The matter was sent to the arbitrator, Frank E. Kapsch, Jr.
Kapsch ruled this week, making the matter public.
“In reviewing and considering the record, as a whole, together with my findings … I see a situation where, when viewed as single, isolated allegations, none of the offenses attributed to Farrington in 2011 would justify or merit discharge. In fact, I’m not certain that even collectively they would be serious enough, in total, to meet the ‘just cause’ standard.”
What changed matters, though, was a crash in April 2010 that set forth some standards for Farrington’s future employment with the city.
In April of 2010, Farrington was involved in an off-duty crash. At about 4:10 a.m., he was driving his personal vehicle in St. Paul and lost control of it, colliding with a power pole. He walked home and, two hours later, called 911 and reported he had been carjacked at gunpoint by a black male, who then fled with his vehicle.
A St. Paul police officer went to Farrington’s home to take a statement. During the course of the interview, Farrington eventually admitted to the officer that there had not been a carjacking. He confessed he had crashed his car, “probably as a result of excessive alcohol consumption, and had panicked,” according to the paperwork contained in the arbitrator’s ruling. “He had apparently panicked because of concern over how the accident might affect his employment status as a Hastings police officer.”
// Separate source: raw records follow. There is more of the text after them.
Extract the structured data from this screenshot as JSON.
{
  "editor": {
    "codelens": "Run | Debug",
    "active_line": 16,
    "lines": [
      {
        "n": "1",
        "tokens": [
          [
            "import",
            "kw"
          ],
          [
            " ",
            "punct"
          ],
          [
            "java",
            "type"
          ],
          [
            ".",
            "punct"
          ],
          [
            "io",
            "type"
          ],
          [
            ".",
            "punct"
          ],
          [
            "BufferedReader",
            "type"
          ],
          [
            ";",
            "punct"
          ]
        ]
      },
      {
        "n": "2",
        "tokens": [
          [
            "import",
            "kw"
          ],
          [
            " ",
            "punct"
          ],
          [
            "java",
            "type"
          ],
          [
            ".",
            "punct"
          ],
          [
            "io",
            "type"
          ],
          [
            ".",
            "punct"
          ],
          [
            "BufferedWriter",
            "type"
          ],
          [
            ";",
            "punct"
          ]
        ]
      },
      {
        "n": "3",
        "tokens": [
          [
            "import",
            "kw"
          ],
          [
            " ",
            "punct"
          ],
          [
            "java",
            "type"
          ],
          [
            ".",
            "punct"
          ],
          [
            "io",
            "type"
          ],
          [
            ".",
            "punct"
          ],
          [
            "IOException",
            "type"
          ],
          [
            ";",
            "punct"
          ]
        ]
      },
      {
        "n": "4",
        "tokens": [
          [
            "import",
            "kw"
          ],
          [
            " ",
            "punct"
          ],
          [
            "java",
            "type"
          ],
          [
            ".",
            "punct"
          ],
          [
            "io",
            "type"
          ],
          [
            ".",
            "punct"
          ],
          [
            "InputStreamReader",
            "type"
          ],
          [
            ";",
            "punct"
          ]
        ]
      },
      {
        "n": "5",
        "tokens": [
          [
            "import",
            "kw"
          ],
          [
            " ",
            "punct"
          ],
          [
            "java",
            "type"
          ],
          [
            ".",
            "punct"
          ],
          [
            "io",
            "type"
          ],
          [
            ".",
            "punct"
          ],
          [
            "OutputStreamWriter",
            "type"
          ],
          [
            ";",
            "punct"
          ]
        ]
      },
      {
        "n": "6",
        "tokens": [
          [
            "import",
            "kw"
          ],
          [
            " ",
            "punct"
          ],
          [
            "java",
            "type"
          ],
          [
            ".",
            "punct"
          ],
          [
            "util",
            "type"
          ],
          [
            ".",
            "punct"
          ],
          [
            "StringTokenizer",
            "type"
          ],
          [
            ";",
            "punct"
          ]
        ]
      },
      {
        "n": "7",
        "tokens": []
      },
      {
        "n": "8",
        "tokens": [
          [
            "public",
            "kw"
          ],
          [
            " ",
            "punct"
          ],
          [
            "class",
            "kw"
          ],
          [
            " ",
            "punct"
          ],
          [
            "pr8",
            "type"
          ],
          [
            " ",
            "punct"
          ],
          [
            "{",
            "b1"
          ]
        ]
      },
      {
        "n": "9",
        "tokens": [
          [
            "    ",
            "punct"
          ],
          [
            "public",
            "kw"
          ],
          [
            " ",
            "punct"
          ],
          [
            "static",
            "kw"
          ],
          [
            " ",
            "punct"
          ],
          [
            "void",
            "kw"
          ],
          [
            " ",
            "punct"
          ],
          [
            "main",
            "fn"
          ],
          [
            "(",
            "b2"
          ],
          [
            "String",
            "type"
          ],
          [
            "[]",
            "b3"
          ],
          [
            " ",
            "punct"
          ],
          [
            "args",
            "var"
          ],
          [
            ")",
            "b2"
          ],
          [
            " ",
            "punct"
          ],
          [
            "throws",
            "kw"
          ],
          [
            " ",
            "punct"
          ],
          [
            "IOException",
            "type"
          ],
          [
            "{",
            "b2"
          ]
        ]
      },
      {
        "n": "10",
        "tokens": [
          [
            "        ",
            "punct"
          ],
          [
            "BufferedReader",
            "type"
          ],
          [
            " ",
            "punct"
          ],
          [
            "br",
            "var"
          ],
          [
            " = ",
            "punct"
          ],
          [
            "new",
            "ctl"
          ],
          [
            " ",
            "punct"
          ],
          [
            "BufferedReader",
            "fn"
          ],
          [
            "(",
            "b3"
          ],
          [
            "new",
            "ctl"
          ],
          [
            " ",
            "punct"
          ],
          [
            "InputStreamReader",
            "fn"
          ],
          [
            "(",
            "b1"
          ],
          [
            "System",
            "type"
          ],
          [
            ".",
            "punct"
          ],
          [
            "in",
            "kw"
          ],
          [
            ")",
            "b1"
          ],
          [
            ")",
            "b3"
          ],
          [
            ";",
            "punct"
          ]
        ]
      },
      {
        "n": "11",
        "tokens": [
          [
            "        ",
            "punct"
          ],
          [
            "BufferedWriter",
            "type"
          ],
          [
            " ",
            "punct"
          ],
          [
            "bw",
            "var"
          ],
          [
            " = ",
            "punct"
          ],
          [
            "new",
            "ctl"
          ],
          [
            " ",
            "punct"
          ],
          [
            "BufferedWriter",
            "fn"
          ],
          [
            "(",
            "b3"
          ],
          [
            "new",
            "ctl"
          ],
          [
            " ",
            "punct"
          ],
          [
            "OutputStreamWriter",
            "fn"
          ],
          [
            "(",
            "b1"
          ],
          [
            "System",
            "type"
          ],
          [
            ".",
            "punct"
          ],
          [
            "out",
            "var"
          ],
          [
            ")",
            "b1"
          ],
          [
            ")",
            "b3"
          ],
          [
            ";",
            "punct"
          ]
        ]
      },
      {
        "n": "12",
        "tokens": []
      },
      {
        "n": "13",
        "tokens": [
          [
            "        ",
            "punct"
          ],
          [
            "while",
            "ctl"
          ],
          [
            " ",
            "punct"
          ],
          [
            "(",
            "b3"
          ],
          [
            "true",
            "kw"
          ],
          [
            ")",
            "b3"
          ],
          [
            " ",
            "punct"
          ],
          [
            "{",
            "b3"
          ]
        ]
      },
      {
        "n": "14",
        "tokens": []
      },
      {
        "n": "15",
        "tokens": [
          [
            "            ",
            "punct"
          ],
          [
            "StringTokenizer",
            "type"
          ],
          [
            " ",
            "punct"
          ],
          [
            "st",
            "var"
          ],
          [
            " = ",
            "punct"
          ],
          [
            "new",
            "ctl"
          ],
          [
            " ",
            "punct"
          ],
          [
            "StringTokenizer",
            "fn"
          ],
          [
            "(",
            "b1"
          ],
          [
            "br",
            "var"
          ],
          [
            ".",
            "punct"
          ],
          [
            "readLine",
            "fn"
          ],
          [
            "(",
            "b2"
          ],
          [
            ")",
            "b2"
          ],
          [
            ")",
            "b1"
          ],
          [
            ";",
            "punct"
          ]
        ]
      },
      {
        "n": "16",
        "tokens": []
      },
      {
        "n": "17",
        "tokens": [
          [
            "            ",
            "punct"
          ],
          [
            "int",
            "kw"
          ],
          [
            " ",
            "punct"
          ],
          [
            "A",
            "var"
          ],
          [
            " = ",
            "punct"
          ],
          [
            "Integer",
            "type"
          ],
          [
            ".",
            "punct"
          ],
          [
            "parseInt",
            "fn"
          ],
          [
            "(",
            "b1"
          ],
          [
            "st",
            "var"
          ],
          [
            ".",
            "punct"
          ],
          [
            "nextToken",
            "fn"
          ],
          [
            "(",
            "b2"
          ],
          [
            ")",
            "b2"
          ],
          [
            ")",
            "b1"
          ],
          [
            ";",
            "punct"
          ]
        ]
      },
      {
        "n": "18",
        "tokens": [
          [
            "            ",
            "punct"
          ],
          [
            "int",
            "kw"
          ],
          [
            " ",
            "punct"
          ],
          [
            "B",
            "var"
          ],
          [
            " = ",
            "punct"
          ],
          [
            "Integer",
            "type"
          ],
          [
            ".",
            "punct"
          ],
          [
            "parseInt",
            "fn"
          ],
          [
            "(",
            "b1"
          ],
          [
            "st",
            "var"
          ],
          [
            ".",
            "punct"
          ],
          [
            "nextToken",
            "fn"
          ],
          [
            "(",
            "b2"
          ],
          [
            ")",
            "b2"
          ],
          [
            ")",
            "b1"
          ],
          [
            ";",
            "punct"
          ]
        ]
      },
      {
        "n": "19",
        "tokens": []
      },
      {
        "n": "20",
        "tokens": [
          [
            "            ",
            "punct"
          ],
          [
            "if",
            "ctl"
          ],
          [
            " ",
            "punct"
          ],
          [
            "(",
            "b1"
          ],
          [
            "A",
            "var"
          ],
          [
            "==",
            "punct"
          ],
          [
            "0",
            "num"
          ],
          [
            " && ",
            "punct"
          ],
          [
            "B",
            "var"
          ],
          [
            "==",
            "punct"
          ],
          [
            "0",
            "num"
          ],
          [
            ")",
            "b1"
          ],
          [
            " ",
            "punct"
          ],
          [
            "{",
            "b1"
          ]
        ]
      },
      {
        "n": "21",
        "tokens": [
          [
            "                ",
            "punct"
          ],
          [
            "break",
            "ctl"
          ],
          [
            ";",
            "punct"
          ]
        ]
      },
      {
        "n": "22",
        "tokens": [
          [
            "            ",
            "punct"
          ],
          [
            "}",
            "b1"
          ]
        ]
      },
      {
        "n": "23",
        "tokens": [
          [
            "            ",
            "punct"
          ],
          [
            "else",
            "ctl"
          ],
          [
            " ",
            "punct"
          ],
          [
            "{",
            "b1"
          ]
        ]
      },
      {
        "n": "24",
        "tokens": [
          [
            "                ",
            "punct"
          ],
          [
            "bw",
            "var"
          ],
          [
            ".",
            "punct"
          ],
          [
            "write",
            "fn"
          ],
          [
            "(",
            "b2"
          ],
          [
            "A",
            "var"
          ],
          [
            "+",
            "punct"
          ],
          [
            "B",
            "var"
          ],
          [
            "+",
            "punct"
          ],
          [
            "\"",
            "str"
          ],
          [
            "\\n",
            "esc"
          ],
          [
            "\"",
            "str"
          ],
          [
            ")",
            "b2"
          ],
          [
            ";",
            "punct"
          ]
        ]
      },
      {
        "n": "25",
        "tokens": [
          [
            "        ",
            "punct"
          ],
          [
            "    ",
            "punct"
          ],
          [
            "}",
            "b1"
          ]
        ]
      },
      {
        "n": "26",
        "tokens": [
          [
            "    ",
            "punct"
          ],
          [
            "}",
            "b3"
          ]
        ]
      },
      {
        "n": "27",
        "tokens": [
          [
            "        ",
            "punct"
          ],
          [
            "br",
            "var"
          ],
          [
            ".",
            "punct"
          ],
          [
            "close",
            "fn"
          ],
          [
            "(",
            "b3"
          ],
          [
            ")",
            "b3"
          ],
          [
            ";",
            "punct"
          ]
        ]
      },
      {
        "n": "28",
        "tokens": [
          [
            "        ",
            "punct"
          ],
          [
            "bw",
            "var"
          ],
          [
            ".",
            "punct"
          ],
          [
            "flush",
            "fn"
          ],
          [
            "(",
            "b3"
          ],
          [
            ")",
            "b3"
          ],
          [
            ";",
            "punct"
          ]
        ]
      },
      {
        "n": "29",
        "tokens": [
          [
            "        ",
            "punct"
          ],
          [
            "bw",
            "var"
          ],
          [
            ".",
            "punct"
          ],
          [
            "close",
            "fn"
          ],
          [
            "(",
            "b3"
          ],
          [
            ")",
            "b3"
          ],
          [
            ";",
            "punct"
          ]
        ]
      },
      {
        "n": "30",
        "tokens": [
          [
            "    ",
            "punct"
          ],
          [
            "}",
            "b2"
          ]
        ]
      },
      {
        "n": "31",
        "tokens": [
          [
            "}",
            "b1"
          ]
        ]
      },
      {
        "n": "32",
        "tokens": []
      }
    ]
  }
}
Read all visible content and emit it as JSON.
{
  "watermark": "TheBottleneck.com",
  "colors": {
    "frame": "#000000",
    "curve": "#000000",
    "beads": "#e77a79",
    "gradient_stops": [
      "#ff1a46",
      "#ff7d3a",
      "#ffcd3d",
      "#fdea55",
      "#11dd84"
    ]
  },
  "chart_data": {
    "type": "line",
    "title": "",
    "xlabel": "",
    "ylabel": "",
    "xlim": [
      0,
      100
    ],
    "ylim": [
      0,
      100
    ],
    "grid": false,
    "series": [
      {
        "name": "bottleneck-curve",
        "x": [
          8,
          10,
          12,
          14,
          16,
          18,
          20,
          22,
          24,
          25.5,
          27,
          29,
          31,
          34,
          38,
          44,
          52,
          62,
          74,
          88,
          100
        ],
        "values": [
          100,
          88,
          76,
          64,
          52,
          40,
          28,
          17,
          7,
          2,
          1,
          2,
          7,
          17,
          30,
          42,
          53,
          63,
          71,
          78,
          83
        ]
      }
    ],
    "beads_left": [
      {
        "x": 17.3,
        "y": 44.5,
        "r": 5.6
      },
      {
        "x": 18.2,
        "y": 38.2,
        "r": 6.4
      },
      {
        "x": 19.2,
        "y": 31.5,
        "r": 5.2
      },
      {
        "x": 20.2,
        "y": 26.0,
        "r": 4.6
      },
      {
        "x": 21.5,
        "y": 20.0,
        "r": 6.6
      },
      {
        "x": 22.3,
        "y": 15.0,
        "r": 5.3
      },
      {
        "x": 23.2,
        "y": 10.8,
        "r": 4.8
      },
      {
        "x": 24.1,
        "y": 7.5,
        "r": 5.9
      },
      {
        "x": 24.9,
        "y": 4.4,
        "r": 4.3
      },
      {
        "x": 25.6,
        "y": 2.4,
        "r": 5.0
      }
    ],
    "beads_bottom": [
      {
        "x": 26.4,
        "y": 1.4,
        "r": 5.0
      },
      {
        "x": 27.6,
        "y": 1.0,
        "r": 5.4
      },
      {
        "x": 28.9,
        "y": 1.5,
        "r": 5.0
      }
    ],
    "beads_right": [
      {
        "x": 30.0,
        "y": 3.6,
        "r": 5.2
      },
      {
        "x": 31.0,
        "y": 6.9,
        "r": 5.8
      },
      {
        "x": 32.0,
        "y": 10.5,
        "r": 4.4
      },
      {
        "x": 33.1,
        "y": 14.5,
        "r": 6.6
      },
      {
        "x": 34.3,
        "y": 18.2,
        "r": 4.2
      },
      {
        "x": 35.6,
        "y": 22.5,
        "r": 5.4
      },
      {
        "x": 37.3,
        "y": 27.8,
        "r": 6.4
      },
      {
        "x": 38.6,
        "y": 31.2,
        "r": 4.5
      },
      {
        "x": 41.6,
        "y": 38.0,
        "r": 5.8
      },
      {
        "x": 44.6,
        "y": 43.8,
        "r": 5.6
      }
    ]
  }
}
Farrington was charged with two misdemeanors: One for failing to stop for an accident and the second for falsely reporting a crime. He pleaded guilty to leaving the scene of an accident as part of a plea agreement. He was subsequently reprimanded at the city and was given conditions of “last chance” employment.
“Looking at these issues, we see an individual who, when confronted by the consequences of his bad decision making, immediately responds by running away and lying,” Kapsch wrote.
To the city’s credit, Kapsch wrote, they examined the circumstances of the crash and decided Farrington exhibited “sufficient remorse and acceptance of responsibility” to merit a last chance.
It was those conditions he violated with the texting incidents. One of the “last chance” conditions that could lead to termination was: “Engagement in any conduct determined to represent bias-based policing at any time during your employment.”
“I surmise that when the city reviewed the 2011 internal affairs investigation findings and looked back at the 2010 situation they came to an apparent conclusion that Farrington’s past history of bad judgment and bad decision making was not an isolated event, but an ongoing problem.
“Making correct and proper ‘judgments’ is a critical ability in a law enforcement officer’s job and bad judgments and decisions by an officer can be both financially costly and, in some circumstances, deadly. The city apparently decided, albeit reluctantly, that discharge was the only proper decision. Bad decisions incur bad consequences.”
Farrington had been with the force since July 2006.